EXCERPTED DATA:
::::::::

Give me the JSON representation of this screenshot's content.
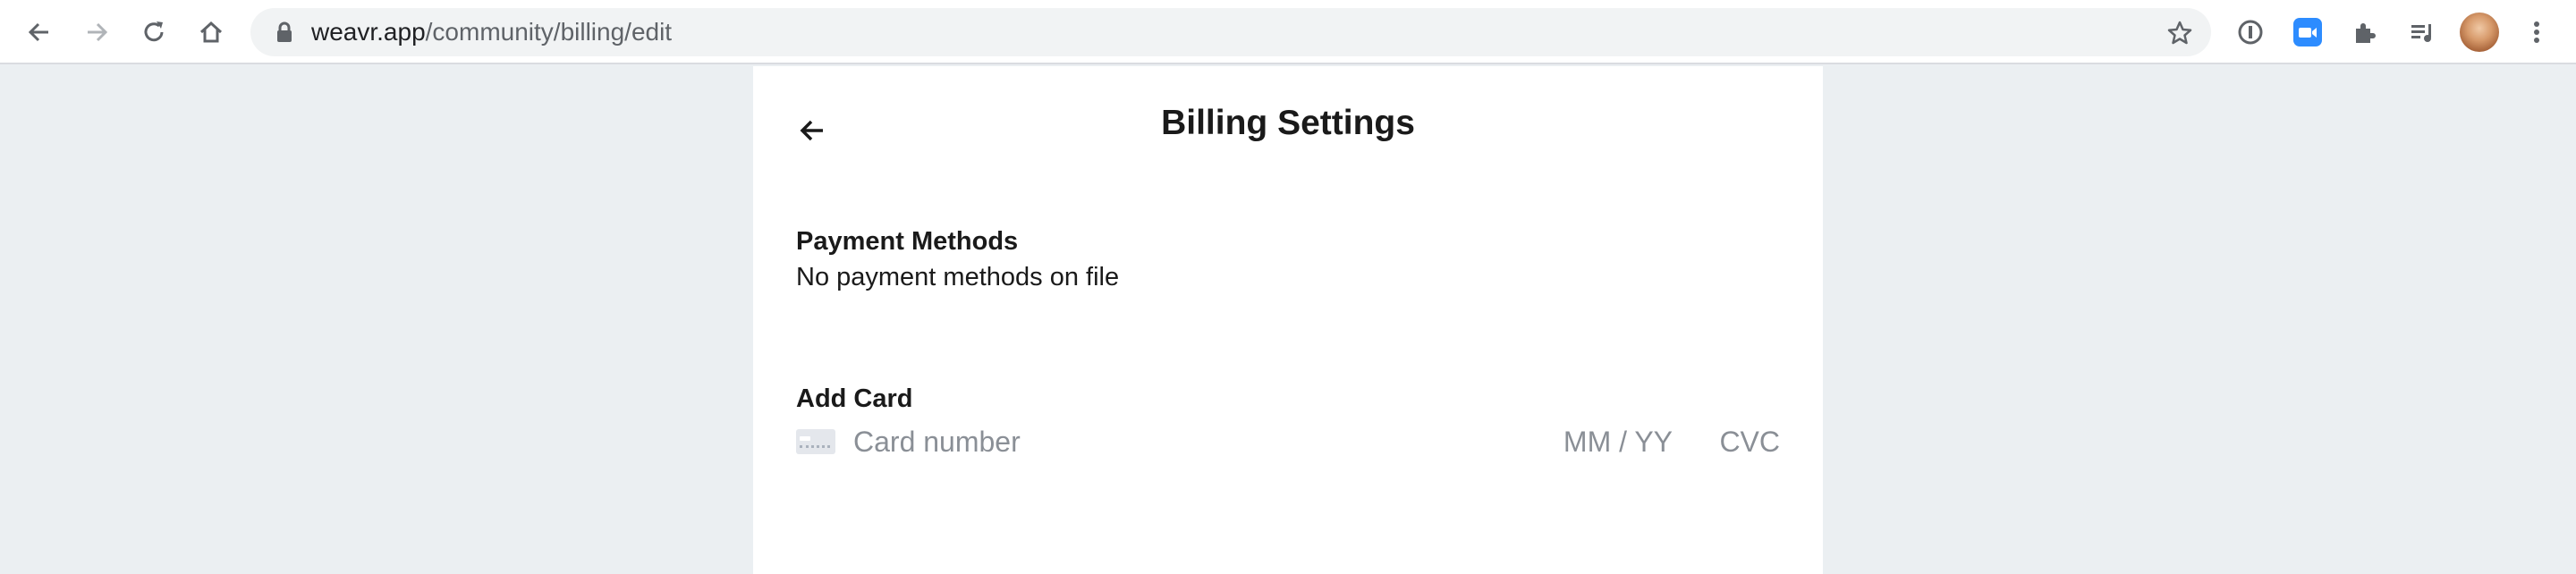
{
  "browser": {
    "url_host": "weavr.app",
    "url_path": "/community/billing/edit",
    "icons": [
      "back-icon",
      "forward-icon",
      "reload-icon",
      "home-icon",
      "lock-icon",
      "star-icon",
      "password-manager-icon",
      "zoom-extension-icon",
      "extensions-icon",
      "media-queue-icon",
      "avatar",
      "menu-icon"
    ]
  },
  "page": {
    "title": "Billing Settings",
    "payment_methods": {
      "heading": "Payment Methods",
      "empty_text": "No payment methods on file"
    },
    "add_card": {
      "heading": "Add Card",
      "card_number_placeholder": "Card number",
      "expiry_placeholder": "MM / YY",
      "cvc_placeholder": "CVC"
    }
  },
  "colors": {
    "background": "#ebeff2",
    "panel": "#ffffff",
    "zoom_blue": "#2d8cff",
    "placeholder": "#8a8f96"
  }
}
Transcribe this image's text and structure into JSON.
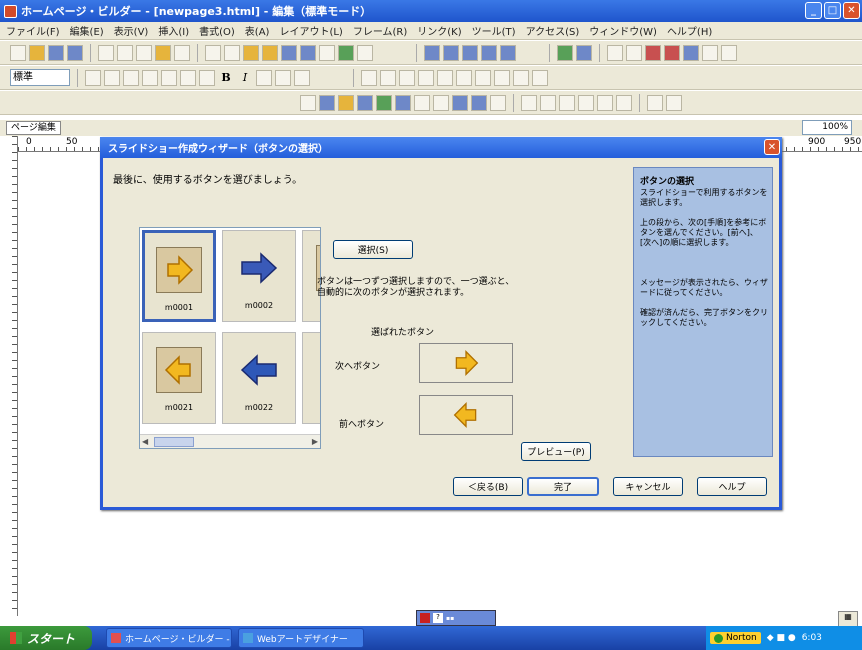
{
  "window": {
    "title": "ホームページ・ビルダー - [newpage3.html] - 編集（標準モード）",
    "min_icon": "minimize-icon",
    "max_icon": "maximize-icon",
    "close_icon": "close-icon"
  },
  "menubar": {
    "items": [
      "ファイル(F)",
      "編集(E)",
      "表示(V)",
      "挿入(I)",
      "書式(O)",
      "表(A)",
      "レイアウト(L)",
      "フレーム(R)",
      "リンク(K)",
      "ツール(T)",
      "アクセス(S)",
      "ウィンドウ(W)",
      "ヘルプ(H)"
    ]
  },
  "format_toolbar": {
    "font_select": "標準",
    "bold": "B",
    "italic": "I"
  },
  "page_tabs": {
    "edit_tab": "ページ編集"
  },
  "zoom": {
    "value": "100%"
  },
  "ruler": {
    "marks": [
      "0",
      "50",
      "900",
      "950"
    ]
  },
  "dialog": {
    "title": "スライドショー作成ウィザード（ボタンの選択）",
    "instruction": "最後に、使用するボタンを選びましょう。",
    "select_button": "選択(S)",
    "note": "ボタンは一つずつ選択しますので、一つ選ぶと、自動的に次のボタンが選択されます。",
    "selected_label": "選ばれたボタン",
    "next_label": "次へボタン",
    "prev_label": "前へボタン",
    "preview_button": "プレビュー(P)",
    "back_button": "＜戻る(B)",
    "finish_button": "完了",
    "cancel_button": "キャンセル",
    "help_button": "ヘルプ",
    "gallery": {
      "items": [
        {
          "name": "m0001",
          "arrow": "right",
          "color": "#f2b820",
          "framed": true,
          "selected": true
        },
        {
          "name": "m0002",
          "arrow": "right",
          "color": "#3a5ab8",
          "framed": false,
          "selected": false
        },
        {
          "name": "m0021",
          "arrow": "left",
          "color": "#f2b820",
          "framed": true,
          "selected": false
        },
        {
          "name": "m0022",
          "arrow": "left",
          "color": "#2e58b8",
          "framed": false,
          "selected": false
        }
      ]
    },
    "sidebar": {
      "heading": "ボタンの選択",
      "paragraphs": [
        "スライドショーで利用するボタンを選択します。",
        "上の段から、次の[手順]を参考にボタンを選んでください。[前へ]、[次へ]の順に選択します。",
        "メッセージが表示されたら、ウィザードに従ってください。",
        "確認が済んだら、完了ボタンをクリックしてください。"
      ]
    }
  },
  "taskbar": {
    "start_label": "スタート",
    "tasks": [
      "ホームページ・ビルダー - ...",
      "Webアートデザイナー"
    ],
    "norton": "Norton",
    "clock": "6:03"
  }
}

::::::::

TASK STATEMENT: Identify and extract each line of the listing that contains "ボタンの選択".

YOUR SOLUTION:
    "title": "スライドショー作成ウィザード（ボタンの選択）",
      "heading": "ボタンの選択",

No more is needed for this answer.